(Extracted data begins)

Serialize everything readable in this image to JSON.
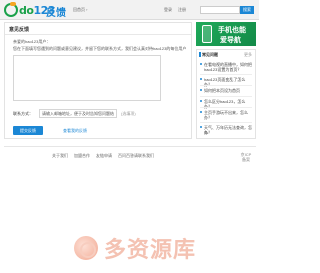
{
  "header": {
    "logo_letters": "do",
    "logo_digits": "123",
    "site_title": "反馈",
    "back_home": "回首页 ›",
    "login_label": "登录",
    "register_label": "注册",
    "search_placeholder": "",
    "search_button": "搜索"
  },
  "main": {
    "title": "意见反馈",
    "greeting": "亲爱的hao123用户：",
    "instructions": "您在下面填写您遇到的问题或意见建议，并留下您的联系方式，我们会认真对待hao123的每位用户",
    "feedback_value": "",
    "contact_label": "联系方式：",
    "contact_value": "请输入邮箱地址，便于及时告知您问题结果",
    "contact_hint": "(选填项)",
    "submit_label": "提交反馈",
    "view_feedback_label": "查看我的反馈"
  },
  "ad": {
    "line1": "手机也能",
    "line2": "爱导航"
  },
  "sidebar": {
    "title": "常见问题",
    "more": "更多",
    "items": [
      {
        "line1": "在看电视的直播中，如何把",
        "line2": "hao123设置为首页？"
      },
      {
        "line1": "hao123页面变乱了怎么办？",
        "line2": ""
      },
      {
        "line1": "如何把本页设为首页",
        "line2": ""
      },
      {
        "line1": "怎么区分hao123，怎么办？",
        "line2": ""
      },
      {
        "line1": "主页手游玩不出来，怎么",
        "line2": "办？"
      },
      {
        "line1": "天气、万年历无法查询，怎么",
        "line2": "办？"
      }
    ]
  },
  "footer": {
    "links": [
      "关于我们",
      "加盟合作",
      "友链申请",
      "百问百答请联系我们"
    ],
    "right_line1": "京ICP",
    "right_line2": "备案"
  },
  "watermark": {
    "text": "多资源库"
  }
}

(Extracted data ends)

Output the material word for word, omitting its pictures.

Serialize everything readable in this image to JSON.
{
  "header": {
    "logo_letters": "do",
    "logo_digits": "123",
    "site_title": "反馈",
    "back_home": "回首页 ›",
    "login_label": "登录",
    "register_label": "注册",
    "search_placeholder": "",
    "search_button": "搜索"
  },
  "main": {
    "title": "意见反馈",
    "greeting": "亲爱的hao123用户：",
    "instructions": "您在下面填写您遇到的问题或意见建议，并留下您的联系方式，我们会认真对待hao123的每位用户",
    "feedback_value": "",
    "contact_label": "联系方式：",
    "contact_value": "请输入邮箱地址，便于及时告知您问题结果",
    "contact_hint": "(选填项)",
    "submit_label": "提交反馈",
    "view_feedback_label": "查看我的反馈"
  },
  "ad": {
    "line1": "手机也能",
    "line2": "爱导航"
  },
  "sidebar": {
    "title": "常见问题",
    "more": "更多",
    "items": [
      {
        "line1": "在看电视的直播中，如何把",
        "line2": "hao123设置为首页？"
      },
      {
        "line1": "hao123页面变乱了怎么办？",
        "line2": ""
      },
      {
        "line1": "如何把本页设为首页",
        "line2": ""
      },
      {
        "line1": "怎么区分hao123，怎么办？",
        "line2": ""
      },
      {
        "line1": "主页手游玩不出来，怎么",
        "line2": "办？"
      },
      {
        "line1": "天气、万年历无法查询，怎么",
        "line2": "办？"
      }
    ]
  },
  "footer": {
    "links": [
      "关于我们",
      "加盟合作",
      "友链申请",
      "百问百答请联系我们"
    ],
    "right_line1": "京ICP",
    "right_line2": "备案"
  },
  "watermark": {
    "text": "多资源库"
  }
}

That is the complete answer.